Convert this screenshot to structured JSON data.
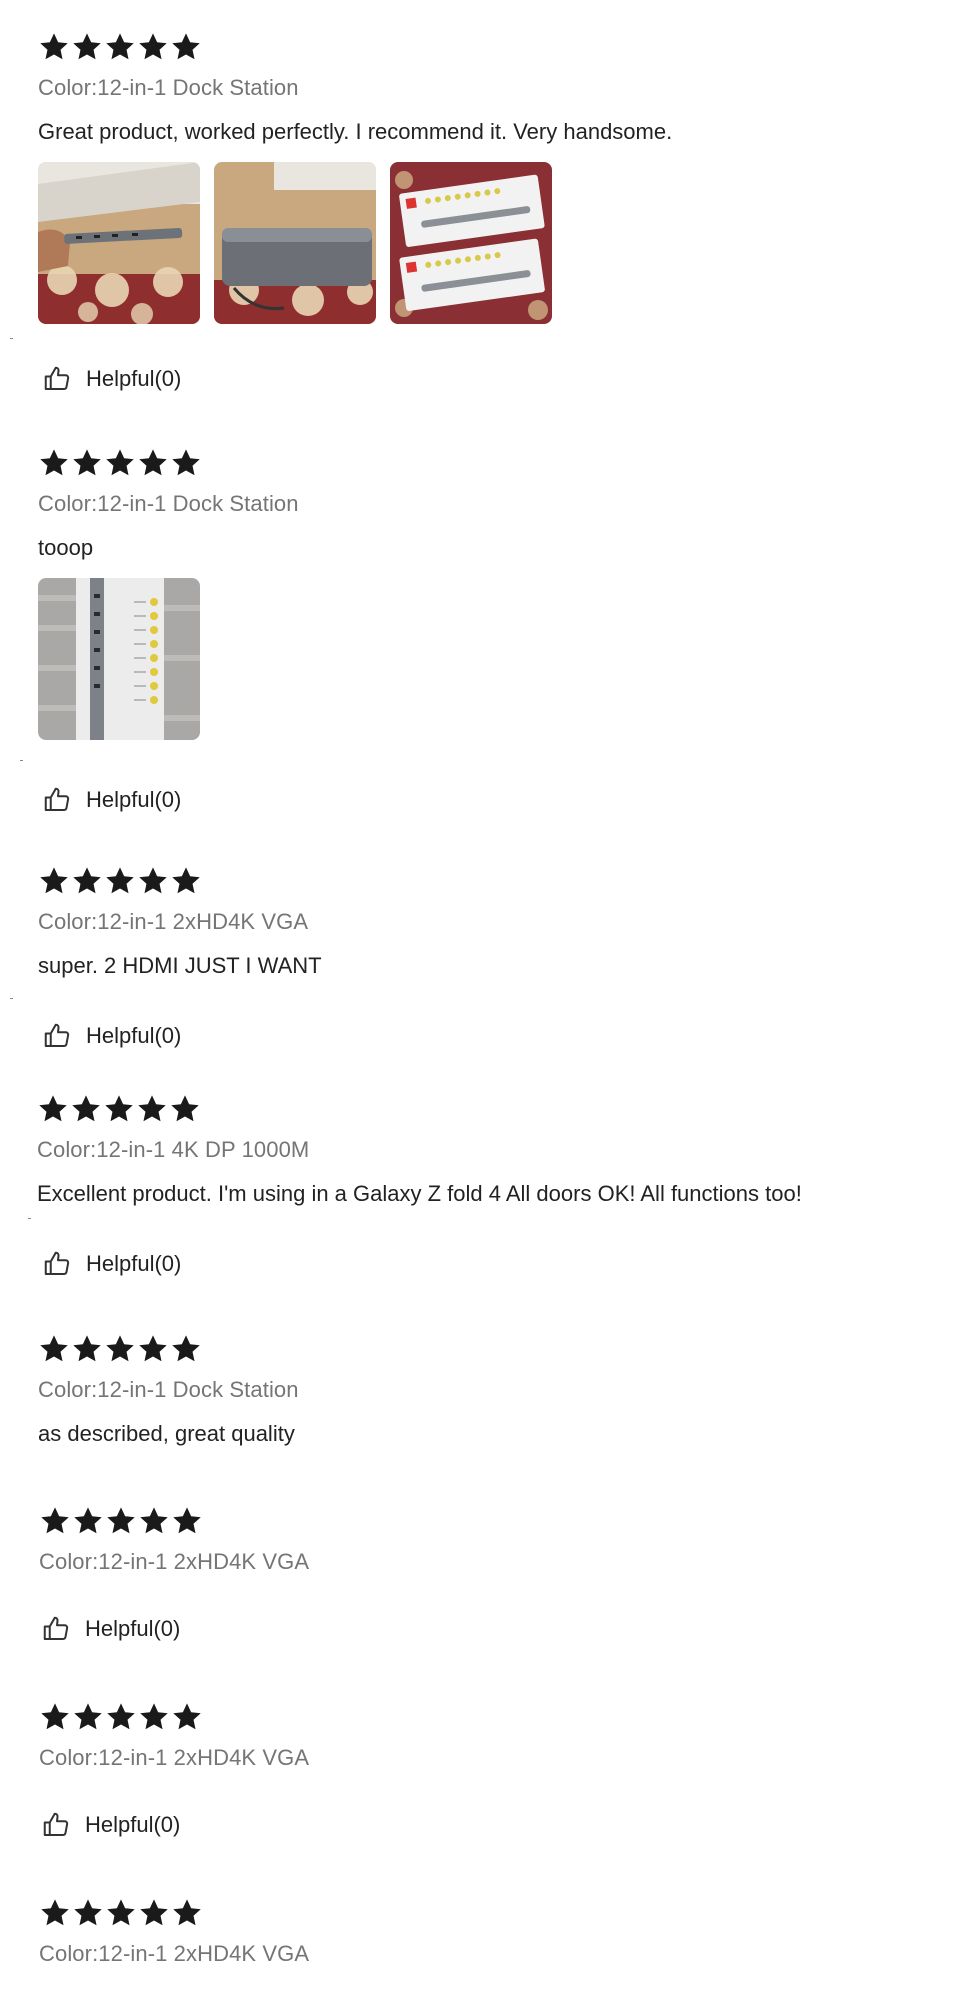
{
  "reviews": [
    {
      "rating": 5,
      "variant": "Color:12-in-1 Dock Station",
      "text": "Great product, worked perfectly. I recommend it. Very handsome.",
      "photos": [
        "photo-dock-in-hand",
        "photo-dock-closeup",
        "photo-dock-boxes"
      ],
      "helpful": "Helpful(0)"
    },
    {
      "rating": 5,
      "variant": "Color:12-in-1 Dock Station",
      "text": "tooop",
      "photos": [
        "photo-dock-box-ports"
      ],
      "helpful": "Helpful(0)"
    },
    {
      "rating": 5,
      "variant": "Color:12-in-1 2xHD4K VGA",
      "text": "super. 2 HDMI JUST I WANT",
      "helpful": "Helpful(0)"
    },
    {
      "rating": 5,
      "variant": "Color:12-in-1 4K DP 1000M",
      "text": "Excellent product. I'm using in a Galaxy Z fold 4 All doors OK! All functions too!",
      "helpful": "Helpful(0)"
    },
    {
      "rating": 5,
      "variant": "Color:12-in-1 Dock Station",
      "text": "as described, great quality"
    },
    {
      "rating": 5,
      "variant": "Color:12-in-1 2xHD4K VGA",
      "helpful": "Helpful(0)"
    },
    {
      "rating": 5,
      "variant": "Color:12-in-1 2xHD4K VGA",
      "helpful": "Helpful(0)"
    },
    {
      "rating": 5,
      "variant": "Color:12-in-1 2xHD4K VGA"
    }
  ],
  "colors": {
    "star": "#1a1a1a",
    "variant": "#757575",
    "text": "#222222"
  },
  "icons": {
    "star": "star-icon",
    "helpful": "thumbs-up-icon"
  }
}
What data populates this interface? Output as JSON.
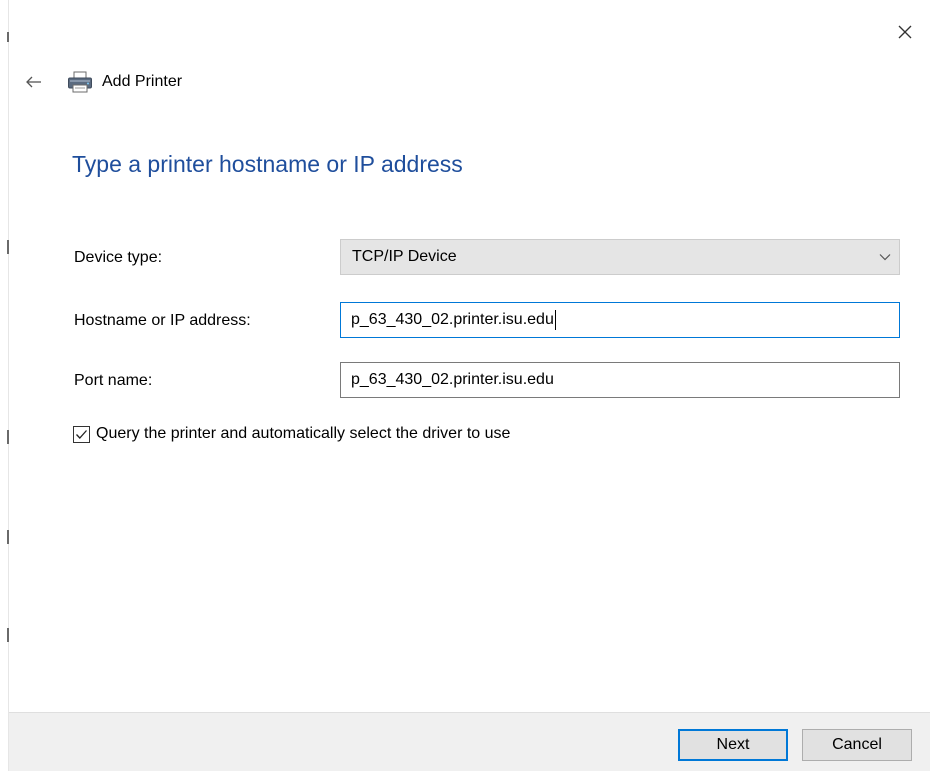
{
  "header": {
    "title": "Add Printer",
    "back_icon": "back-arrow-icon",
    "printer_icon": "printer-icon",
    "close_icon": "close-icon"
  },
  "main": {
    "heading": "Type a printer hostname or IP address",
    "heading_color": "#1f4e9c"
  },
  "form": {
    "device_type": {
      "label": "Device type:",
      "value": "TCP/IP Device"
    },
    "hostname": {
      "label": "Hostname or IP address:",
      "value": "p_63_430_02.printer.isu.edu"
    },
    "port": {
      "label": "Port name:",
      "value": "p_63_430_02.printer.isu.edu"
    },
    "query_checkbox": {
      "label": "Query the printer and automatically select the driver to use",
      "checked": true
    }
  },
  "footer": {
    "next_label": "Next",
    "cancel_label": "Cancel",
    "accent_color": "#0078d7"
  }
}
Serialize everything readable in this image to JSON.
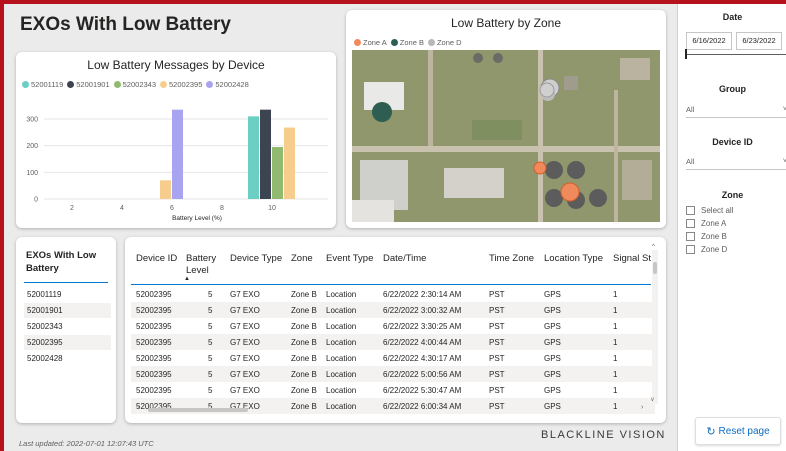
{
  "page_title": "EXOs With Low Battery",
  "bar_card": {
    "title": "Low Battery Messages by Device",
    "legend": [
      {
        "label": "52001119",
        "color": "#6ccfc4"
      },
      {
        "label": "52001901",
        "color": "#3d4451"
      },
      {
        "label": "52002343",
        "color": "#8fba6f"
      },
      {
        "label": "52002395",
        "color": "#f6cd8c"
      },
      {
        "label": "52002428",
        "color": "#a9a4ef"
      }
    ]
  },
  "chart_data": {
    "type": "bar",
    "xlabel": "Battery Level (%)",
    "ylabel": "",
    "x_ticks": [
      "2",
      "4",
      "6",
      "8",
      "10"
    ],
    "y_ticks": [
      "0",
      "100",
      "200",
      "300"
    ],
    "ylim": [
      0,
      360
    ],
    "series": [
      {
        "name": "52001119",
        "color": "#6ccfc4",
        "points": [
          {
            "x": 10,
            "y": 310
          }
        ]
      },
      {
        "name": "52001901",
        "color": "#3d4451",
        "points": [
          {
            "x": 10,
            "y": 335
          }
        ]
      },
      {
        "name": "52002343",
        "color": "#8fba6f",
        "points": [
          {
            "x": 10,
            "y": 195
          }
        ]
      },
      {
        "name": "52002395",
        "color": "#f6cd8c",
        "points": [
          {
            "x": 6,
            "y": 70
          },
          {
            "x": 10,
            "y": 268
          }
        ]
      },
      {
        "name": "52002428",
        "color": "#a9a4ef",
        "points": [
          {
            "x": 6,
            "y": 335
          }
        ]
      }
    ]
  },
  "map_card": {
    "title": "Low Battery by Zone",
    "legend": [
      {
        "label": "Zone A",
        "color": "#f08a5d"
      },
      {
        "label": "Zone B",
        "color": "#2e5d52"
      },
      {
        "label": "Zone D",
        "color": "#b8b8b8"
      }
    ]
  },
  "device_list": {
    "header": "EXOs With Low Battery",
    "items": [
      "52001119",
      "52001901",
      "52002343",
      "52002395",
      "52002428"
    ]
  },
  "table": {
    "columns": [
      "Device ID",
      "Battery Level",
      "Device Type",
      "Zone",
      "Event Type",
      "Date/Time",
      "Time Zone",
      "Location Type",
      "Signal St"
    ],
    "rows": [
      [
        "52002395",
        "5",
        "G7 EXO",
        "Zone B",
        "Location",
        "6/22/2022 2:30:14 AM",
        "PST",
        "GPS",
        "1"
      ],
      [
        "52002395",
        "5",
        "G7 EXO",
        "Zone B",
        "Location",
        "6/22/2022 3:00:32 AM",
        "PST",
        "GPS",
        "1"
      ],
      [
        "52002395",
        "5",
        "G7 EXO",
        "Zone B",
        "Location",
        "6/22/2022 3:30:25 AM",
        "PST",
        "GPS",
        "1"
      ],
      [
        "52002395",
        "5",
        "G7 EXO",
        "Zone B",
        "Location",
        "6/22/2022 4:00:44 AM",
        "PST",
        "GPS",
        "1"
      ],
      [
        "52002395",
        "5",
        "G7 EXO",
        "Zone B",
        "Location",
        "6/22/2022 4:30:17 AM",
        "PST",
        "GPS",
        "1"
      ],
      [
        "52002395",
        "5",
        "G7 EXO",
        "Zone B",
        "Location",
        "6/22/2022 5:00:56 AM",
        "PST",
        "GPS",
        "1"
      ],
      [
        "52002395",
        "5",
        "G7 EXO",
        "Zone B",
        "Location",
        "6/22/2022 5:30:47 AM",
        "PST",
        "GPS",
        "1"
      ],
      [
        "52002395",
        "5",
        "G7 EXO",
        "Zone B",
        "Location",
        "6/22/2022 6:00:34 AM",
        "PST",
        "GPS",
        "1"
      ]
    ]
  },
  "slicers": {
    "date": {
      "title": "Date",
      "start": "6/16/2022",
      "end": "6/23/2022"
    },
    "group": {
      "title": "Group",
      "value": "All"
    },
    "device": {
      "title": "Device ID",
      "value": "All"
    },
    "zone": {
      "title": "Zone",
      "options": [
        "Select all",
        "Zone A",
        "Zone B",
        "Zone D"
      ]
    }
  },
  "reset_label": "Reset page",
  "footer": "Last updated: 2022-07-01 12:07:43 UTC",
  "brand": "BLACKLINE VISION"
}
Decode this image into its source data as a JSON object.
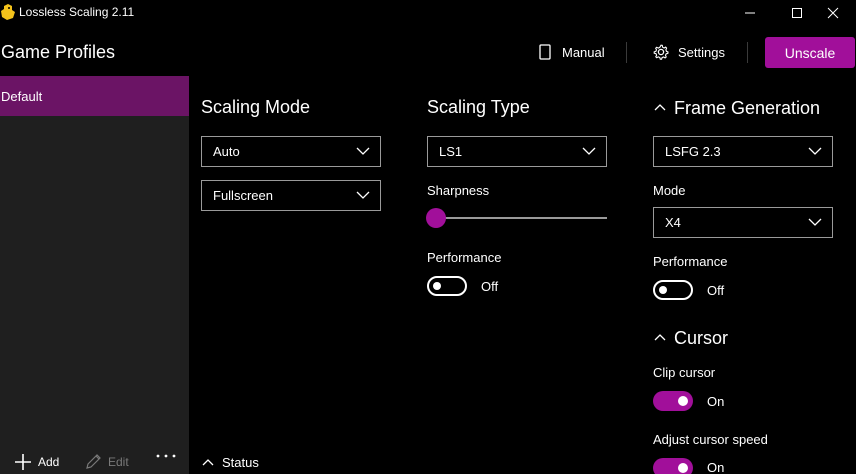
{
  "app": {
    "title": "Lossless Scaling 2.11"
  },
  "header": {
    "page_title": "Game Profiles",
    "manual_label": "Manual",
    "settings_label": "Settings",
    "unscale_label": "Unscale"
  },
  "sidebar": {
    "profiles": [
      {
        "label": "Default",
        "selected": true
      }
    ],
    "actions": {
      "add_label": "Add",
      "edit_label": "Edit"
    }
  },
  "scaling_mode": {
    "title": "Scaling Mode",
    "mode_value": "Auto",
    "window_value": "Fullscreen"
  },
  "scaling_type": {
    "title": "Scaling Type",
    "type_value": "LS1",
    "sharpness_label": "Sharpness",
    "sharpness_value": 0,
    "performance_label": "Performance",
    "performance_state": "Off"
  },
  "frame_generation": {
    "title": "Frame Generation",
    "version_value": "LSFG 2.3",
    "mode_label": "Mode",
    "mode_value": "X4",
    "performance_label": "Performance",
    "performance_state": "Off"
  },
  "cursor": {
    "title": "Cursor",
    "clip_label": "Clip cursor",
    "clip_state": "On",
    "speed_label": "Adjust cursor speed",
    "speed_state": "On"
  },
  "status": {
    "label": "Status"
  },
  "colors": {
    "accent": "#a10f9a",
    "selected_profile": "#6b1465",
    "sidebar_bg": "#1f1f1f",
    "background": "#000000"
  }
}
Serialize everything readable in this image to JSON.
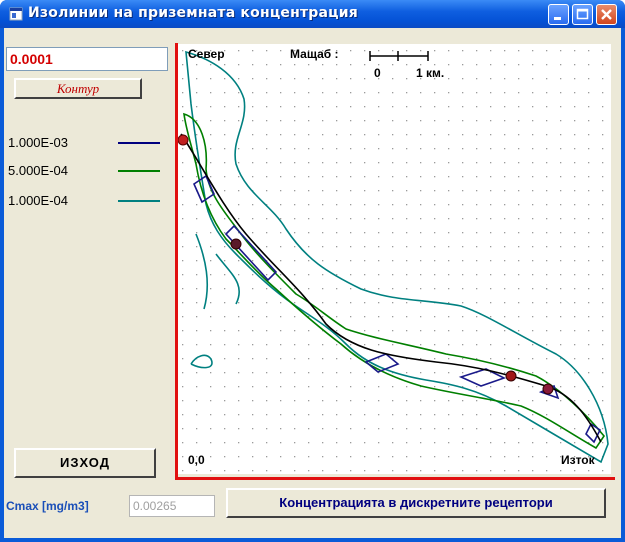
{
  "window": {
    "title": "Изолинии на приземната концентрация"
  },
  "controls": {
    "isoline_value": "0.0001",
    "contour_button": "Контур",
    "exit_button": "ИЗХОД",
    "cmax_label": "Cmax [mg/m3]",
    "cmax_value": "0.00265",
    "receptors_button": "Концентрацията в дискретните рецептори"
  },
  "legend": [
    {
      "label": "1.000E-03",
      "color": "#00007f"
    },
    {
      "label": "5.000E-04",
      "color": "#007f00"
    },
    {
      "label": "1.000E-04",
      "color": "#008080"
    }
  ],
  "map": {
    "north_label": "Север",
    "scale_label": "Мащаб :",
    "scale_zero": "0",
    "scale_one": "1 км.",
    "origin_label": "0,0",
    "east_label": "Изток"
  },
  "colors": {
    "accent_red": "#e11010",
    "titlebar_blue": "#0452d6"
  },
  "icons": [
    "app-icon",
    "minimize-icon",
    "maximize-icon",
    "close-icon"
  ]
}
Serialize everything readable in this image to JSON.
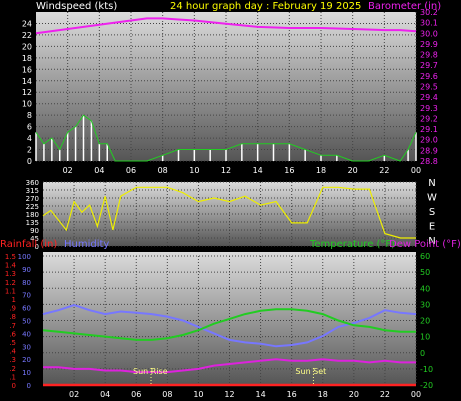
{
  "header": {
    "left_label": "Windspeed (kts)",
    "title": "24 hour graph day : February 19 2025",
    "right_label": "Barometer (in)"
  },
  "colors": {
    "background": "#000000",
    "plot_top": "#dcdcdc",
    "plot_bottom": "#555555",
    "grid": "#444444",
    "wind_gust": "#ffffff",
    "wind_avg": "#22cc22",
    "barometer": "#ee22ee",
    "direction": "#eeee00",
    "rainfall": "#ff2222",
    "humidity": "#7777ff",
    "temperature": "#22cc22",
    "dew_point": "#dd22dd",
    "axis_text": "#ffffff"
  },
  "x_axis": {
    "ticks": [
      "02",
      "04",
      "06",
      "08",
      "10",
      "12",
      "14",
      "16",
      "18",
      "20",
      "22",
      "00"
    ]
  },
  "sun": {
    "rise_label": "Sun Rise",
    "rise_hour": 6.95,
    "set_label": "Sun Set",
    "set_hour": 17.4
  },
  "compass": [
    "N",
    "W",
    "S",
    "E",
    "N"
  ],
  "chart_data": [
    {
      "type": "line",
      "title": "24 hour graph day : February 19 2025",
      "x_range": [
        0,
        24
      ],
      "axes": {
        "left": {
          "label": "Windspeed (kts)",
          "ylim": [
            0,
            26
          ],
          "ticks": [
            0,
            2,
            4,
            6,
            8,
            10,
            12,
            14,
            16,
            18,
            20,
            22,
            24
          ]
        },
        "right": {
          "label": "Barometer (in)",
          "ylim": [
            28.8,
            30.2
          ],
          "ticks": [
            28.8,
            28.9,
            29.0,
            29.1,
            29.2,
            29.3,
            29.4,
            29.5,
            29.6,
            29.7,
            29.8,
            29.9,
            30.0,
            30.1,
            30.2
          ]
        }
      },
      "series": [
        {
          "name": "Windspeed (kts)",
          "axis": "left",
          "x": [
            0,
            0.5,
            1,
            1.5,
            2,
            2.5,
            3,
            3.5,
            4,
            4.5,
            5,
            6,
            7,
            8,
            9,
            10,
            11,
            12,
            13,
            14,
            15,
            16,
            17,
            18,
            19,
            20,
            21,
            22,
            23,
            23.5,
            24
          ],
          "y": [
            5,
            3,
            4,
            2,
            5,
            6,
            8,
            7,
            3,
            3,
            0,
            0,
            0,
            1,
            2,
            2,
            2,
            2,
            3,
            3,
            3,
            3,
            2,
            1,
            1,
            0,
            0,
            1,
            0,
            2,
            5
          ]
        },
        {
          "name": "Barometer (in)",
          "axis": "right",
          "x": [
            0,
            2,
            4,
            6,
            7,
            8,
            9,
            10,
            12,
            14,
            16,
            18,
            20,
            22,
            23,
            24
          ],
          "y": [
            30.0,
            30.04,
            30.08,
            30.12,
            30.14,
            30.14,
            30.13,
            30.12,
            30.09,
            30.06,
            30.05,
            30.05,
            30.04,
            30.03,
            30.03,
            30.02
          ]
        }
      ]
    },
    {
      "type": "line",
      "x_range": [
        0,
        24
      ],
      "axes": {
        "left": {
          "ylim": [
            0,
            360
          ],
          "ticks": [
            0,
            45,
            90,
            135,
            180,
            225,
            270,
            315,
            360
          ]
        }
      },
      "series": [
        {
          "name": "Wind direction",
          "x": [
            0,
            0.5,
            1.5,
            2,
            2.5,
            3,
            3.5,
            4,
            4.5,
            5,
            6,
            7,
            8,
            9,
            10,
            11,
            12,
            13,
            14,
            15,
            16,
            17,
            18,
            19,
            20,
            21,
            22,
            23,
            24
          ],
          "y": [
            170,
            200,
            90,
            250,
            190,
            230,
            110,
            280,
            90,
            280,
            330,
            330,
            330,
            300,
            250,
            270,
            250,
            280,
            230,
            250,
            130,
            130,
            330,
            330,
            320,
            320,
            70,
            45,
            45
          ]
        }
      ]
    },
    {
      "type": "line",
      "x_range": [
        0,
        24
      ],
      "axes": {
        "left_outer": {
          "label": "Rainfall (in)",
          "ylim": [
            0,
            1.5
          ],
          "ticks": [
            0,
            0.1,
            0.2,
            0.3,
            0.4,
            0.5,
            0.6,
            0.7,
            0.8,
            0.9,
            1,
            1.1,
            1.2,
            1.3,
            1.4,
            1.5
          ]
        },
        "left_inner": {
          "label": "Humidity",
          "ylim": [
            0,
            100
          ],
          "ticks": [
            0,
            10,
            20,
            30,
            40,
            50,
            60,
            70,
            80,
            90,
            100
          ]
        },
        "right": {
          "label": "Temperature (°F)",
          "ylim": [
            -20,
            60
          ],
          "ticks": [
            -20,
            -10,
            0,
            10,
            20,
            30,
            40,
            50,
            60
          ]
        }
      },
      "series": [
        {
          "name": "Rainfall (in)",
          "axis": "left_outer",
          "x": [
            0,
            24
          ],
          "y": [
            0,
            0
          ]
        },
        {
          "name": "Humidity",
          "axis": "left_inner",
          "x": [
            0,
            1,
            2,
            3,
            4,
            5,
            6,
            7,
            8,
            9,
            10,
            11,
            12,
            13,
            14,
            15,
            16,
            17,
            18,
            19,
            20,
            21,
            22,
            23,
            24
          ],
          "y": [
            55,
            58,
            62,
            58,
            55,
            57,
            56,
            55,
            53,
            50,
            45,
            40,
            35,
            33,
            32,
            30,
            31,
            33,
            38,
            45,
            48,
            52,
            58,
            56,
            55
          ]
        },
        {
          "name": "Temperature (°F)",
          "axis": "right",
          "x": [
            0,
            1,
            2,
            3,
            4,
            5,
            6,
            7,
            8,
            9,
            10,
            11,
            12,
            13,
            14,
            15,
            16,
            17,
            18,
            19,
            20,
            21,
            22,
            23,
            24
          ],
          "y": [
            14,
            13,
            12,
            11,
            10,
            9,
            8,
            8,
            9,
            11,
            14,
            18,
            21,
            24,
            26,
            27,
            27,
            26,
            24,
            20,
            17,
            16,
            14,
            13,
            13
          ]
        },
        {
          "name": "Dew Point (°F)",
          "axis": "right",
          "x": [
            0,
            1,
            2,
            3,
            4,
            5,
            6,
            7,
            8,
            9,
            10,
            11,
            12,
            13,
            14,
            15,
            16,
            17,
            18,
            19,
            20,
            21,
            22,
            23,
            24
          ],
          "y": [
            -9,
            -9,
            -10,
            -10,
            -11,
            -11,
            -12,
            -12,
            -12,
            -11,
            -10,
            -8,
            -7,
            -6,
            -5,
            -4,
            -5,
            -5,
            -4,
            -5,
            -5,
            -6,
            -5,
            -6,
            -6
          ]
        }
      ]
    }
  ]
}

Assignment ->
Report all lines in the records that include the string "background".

Response ->
    "background": "#000000"
    "background": "#000000",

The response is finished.